Hi Phoebe, except for Salade Nicoise, I haven’t heard of any of these snacks. I’d love to try Socca, sounds delicious!
Thanks for linking up this week. Hope to see you again soon.
It’s not so embarrasing if you don’t speak any French Miranda! There’s no reason to think “niçoise” means from Nice, but now you know! I hope you get to try socca one day.
This is mildly embarrassing, but I honestly had no idea that nicoise salad meant ‘salad from Nice!’ Thank you for teaching me something new, Phoebe! And, of course, for introducing me to socca, which looks scrumptious. I’m addicted to chickpeas in any form, and this looks divine. (The cold glass of rose wouldn’t hurt, either.)

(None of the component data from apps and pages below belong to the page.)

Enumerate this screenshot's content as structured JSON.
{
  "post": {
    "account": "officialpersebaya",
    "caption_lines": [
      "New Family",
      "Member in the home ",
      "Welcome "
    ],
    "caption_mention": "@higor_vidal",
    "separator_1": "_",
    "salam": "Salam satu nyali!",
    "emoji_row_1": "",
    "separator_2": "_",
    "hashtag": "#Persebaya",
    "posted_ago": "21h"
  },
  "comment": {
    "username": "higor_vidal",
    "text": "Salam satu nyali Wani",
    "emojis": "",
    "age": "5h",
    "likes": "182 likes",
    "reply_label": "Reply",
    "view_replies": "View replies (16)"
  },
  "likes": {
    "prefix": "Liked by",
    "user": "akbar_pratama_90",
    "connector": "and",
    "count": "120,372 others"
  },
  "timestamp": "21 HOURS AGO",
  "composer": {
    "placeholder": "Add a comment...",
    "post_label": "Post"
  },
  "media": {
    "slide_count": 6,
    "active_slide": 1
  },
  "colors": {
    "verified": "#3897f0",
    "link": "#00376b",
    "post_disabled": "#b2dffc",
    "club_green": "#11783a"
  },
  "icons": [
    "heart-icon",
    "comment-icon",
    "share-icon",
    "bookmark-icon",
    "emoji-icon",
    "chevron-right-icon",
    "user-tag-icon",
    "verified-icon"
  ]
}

You must try Pan-Bagnat and Pissaladière too Thomas, I’m sure you’ll love them! 🙂
I like your thinking Gudulo, any excuse for a glass of rosé! Thanks for stopping by and commenting.
I feel your pain Rosie! We’ve had unseasonably cold weather too, 9° a couple of days ago which has got to be a record low for the south of France in May. It can’t last forever though…
This craziness is making my trousers feel nice and loose though .. it is the most successful diet I have EVER been on so I will be carrying on for a while longer 😉 As for slipping down south t pig out on some Niçoise treats, that sounds like a wonderful idea. We are currently hovering around a bone-chilling 6 degrees and I got soaked walking the dogs earlier. I need some sunshine to show off the new slimmer me but at the moment it’s buried under several layers of WINTER clothes!
Yummy. I have only ever eaten socca in Nice and I agree it is delicious[img][/img][b][/b]
Pan bagnat has been my lunch for the last 3 months and I just can’t stop!! I must admit I also enjoy socca with a glass of rosé even without socca and pissaladière is a good excuse to drink more rosé as it makes you thirsty. Bref, 3 good reasons to have a glass, love the pictures too.
oh no Rosie, I always seem to write about food on your fasting days! You’ve got to stop this craziness and come and pig out with me in the south!
Hi Frisco, Pan-Bagnat is much more widely known than the other 2, and is found all over Provence. I first came across it as a teenager on holiday near St Tropez where we’d eat it evey day on the beach. I’d never heard of the other 2 till I moved to the Nice area. I hope you get the chance to try them one day.
*Drool* – but I will return tomorrow to read this post in more detail as today I am on a fasting day and the pictures are enough to weaken my resolve!
These look delicious. I’ve only eaten Pan-Bagnat before, but being a big fan of both chickpeas and onions I’d love to try both Socca and Pissaladiere. 🙂